The CAMs may also be used by the global classifier. For example, the last M-entries of a CAM of a core executing the global classifier may be used to store a subset of flow signatures of currently assigned flows (e.g., the signatures column of data 114 in
The network processor 200 shown features a variety of mechanisms that can be used to route packets among the different cores 202. For example, a packet can be queued for processing by an assigned core via the next neighbor registers connecting adjacent cores or via queues implemented in memory (e.g., in scratchpad or SRAM). Similarly, queues for particular threads may be implemented in local core memory, scratchpad, SRAM, and so forth.
Potentially, the cores 202 may be programmed to implement a packet processing pipeline where threads operating on one or more core threads perform Ethernet operations (e.g., Ethernet receive, Ethernet de-encapsulation), IPv4 and/or IPv6 operations (e.g., verification), and threads on one or more cores handle TCP operation such. Other threads may implement application operations on the resulting data stream.
Individual line cards (e.g., 300 a) may include one or more physical layer (PHY) devices 302 (e.g., optic, wire, and wireless PHYs) that handle communication over network connections. The PHYs translate between the physical signals carried by different network mediums and the bits (e.g., “0”-s and “1”-s) used by digital systems. The line cards 300 may also include framer devices (e.g., Ethernet, Synchronous Optic Network (SONET), High-Level Data Link (HDLC) framers or other “layer 2” devices) 304 that can perform operations on frames such as error detection and/or correction. The line cards 300 shown may also include one or more network processors 306 that perform packet processing operations for packets received via the PHY(s) 302 and direct the packets, via the switch fabric 310, to a line card providing an egress interface to forward the packet. Potentially, the network processor(s) 306 may perform “layer 2” duties instead of the framer devices 304.
Additionally, the techniques may be used to handle other transport layer protocol, protocols in other layers within a network protocol stack, protocols other than TCP and IP, and to handle other protocol data units. For example, the techniques may be used to handle other connection oriented protocols such as Asynchronous Transfer Mode (ATM) packets (“cells”) or User Datagram Protocol (UDP) packets. Additionally, the term IP encompasses both IPv4 and IPv6 IP implementations.

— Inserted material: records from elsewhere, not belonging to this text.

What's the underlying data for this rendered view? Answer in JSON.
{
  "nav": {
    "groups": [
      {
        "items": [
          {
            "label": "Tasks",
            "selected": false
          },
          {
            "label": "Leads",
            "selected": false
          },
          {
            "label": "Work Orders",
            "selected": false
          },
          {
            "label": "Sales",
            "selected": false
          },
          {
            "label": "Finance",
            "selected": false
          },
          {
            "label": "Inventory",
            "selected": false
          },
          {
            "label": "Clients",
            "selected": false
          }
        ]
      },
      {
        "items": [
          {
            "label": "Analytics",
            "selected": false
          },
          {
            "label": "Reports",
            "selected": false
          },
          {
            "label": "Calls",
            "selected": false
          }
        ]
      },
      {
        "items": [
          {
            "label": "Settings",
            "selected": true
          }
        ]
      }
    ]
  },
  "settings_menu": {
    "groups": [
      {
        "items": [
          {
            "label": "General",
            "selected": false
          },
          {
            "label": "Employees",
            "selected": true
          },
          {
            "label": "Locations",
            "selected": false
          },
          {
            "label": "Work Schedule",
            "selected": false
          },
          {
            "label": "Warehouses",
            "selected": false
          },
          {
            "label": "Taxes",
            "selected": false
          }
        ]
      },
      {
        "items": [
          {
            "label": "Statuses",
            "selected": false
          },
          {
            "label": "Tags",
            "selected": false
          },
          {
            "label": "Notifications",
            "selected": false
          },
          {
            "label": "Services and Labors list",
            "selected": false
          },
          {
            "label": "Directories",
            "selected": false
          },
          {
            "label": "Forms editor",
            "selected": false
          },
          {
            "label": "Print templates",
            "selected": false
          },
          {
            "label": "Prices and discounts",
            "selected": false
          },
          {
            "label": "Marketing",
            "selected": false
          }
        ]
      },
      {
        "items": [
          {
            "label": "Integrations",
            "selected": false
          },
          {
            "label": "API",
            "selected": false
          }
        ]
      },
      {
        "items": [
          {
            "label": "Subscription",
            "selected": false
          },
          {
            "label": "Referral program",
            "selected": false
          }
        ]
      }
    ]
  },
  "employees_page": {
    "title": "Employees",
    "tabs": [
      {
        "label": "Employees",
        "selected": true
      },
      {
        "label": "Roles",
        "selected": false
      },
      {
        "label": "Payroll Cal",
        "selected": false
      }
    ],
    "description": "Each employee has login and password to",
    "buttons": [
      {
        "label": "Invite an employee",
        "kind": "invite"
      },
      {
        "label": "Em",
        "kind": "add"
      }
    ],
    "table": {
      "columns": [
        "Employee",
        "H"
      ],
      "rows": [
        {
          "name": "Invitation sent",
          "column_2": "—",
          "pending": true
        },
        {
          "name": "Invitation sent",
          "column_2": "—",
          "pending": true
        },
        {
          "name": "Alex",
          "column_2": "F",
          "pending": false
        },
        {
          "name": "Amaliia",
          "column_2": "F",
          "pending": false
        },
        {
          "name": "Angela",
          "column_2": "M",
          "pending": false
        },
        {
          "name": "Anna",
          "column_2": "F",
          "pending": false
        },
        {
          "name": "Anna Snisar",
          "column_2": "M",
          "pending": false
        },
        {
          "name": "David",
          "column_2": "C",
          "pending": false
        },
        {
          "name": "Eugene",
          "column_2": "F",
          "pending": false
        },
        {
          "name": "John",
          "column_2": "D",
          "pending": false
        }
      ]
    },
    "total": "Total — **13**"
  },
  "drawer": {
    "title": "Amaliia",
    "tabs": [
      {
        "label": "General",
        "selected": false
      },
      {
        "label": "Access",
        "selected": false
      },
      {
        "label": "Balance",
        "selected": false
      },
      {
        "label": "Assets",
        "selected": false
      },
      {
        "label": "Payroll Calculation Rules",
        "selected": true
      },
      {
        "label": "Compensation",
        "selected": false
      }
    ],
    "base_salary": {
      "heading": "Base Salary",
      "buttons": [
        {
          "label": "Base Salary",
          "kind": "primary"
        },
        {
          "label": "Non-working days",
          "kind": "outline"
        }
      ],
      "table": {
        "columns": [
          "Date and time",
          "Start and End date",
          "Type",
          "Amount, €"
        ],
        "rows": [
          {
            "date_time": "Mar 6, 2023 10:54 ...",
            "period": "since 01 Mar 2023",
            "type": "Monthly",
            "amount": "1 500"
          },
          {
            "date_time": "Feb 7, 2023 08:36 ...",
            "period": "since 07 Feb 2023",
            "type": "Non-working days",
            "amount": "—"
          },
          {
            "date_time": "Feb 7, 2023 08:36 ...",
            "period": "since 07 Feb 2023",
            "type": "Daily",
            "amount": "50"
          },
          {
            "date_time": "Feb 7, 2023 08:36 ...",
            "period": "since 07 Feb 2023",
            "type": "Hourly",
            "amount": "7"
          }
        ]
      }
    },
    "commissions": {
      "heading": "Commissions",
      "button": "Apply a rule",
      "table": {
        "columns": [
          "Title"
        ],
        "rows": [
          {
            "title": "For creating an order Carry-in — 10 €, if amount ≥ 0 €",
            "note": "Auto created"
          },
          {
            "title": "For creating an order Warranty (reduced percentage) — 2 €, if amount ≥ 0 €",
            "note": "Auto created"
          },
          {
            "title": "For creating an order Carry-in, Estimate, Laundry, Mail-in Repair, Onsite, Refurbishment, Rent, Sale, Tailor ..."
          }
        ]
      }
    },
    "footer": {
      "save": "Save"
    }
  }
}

The term circuitry as used herein includes hardwired circuitry, digital circuitry, analog circuitry, programmable circuitry, and so forth. The programmable circuitry may operate on executable instructions disposed on an article of manufacture (e.g., a non-volatile memory such as a Read Only Memory).
Other embodiments are within the scope of the following claims.